Having to run publish deploy every time you commit changes to your site can get repetitive and pretty cumbersome. Furthermore, say you commit changes to your site from an iPad and, of course, you want those changes to be reflected on your public site. Currently, you need to go back to your Mac, open Terminal and, once again, enter publish deploy. GitHub Actions is our friend in this case. Now, whenever you commit changes to your site’s repo, GitHub will run a workflow to generate your site, store the output in a separate branch and Pages will make that available. All this means we never need to run publish deploy ourselves and don’t even need to include deployedUsing in our publish method. Our workflow will simply run publish generate which creates the Output folder and then copy that data to our Pages branch.

First, create a repo for your site’s Swift code if you haven’t already. Now, we need to make an empty branch for our public site like so, git checkout --orphan release. I’ve named it release but name it whatever you wish. Next, remove all staged files, git rm -rf .. You need to create a commit as you can’t push an empty branch, git commit --allow-empty -m "Initial commit". Finally, push your empty branch, git push origin release. Once that’s fully uploaded, set up GitHub Pages with the source as our release branch. Now, back in your site’s master branch in Terminal, create a .github/workflows directory with a .yml file inside (deploy.yml for example). We’re going to make use of a workflow detailed here. Set the publish_branch at the bottom to your Pages branch.

name: Deploy

      - master

    runs-on: macos-latest
      - uses: actions/checkout@v2

      - uses: actions/cache@v2
          path: |
          key: ${{ runner.os }}-spm-${{ hashFiles('**/Package.resolved') }}
          restore-keys: |
            ${{ runner.os }}-spm-
      - name: Setup JohnSundell/Publish
        run: |
          cd ${HOME}
          export PUBLISH_VERSION="0.7.0"
          git clone
          cd ./Publish && git checkout ${PUBLISH_VERSION}
          mv ~/Publish_build .build || true
          swift build -c release
          cp -r .build ~/Publish_build || true
          echo "${HOME}/Publish/.build/release" >> ${GITHUB_PATH}
      - run: publish-cli generate

      - name: Deploy to GitHub Pages
        uses: peaceiris/actions-gh-pages@v3
          github_token: ${{ secrets.GITHUB_TOKEN }}
          publish_branch: release
          publish_dir: ./Output
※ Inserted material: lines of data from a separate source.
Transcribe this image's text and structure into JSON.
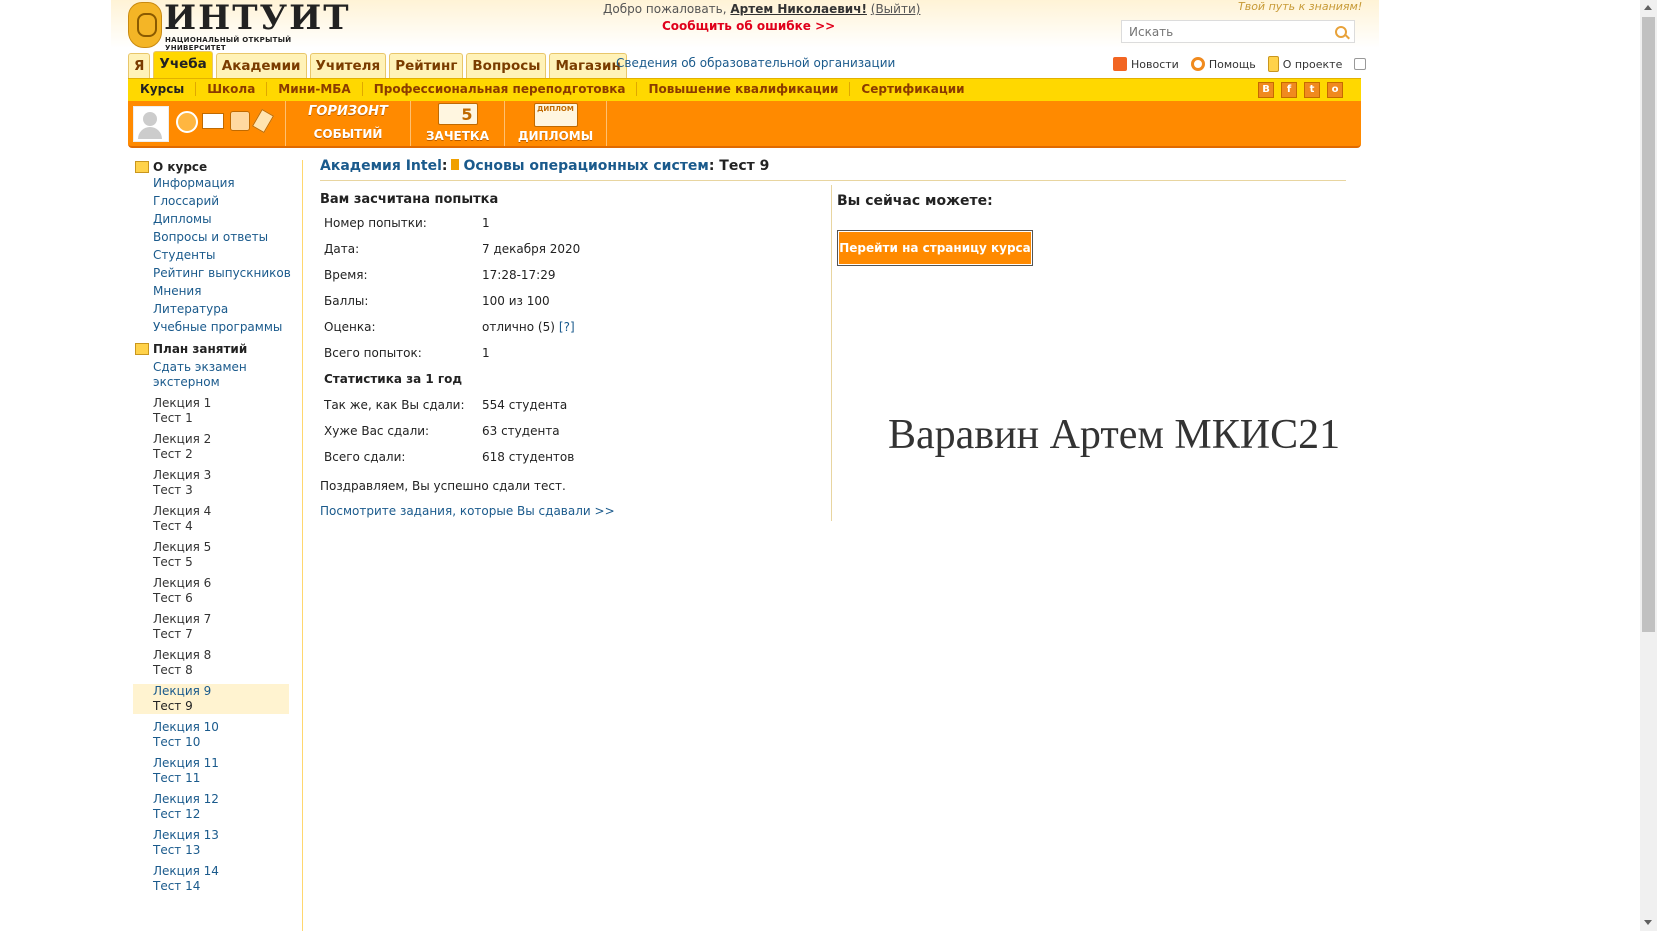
{
  "header": {
    "logo_title": "ИНТУИТ",
    "logo_subtitle": "НАЦИОНАЛЬНЫЙ ОТКРЫТЫЙ УНИВЕРСИТЕТ",
    "welcome_prefix": "Добро пожаловать,",
    "user_name": "Артем Николаевич!",
    "logout_label": "(Выйти)",
    "report_error": "Сообщить об ошибке >>",
    "slogan": "Твой путь к знаниям!",
    "search_placeholder": "Искать"
  },
  "tabs": [
    {
      "label": "Я",
      "active": false
    },
    {
      "label": "Учеба",
      "active": true
    },
    {
      "label": "Академии",
      "active": false
    },
    {
      "label": "Учителя",
      "active": false
    },
    {
      "label": "Рейтинг",
      "active": false
    },
    {
      "label": "Вопросы",
      "active": false
    },
    {
      "label": "Магазин",
      "active": false
    }
  ],
  "org_info_link": "Сведения об образовательной организации",
  "top_links": {
    "news": "Новости",
    "help": "Помощь",
    "about": "О проекте"
  },
  "menubar": [
    "Курсы",
    "Школа",
    "Мини-МБА",
    "Профессиональная переподготовка",
    "Повышение квалификации",
    "Сертификации"
  ],
  "social": [
    "В",
    "f",
    "t",
    "о"
  ],
  "toolbar": {
    "horizon": "СОБЫТИЙ",
    "horizon_top": "ГОРИЗОНТ",
    "gradebook": "ЗАЧЕТКА",
    "gradebook_digit": "5",
    "diplomas": "ДИПЛОМЫ",
    "diploma_pic": "ДИПЛОМ"
  },
  "sidebar": {
    "about_title": "О курсе",
    "about_links": [
      "Информация",
      "Глоссарий",
      "Дипломы",
      "Вопросы и ответы",
      "Студенты",
      "Рейтинг выпускников",
      "Мнения",
      "Литература",
      "Учебные программы"
    ],
    "plan_title": "План занятий",
    "exam": [
      "Сдать экзамен",
      "экстерном"
    ],
    "lessons": [
      {
        "lecture": "Лекция 1",
        "test": "Тест 1"
      },
      {
        "lecture": "Лекция 2",
        "test": "Тест 2"
      },
      {
        "lecture": "Лекция 3",
        "test": "Тест 3"
      },
      {
        "lecture": "Лекция 4",
        "test": "Тест 4"
      },
      {
        "lecture": "Лекция 5",
        "test": "Тест 5"
      },
      {
        "lecture": "Лекция 6",
        "test": "Тест 6"
      },
      {
        "lecture": "Лекция 7",
        "test": "Тест 7"
      },
      {
        "lecture": "Лекция 8",
        "test": "Тест 8"
      },
      {
        "lecture": "Лекция 9",
        "test": "Тест 9"
      },
      {
        "lecture": "Лекция 10",
        "test": "Тест 10"
      },
      {
        "lecture": "Лекция 11",
        "test": "Тест 11"
      },
      {
        "lecture": "Лекция 12",
        "test": "Тест 12"
      },
      {
        "lecture": "Лекция 13",
        "test": "Тест 13"
      },
      {
        "lecture": "Лекция 14",
        "test": "Тест 14"
      }
    ]
  },
  "breadcrumb": {
    "academy": "Академия Intel",
    "course": "Основы операционных систем",
    "current": "Тест 9"
  },
  "result": {
    "heading": "Вам засчитана попытка",
    "rows": [
      {
        "k": "Номер попытки:",
        "v": "1"
      },
      {
        "k": "Дата:",
        "v": "7 декабря 2020"
      },
      {
        "k": "Время:",
        "v": "17:28-17:29"
      },
      {
        "k": "Баллы:",
        "v": "100 из 100"
      },
      {
        "k": "Оценка:",
        "v": "отлично (5)",
        "link": "[?]"
      },
      {
        "k": "Всего попыток:",
        "v": "1"
      }
    ],
    "stats_title": "Статистика за 1 год",
    "stats": [
      {
        "k": "Так же, как Вы сдали:",
        "v": "554 студента"
      },
      {
        "k": "Хуже Вас сдали:",
        "v": "63 студента"
      },
      {
        "k": "Всего сдали:",
        "v": "618 студентов"
      }
    ],
    "congrats": "Поздравляем, Вы успешно сдали тест.",
    "view_tasks": "Посмотрите задания, которые Вы сдавали >>"
  },
  "actions": {
    "title": "Вы сейчас можете:",
    "go_course": "Перейти на страницу курса"
  },
  "overlay_text": "Варавин Артем МКИС21",
  "colors": {
    "accent_orange": "#ff8a00",
    "menu_yellow": "#ffd800",
    "link_blue": "#1a5a8c",
    "error_red": "#e0001b"
  }
}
Immediately, once you commit the changes, GitHub will start running the workflow as indicated by an orange dot on the latest commit. Once it finishes, it will display a green checkmark and you’ve now automated Publish! As always, automation required some invested extra time and now your site will always be up to date.


As I hope I’ve demonstrated, there’s never been a better time as an iOS and Swift developer to create a site of their own. Whether it’s a blog, app landing page or a portfolio, use the power of Swift to build it. I can’t wait to see what John dreams up for future updates and what ya’ll create as well. Please share your sites, thoughts and comments with me @niazoff. Checkout the site we built on GitHub, MyTravels, and my site,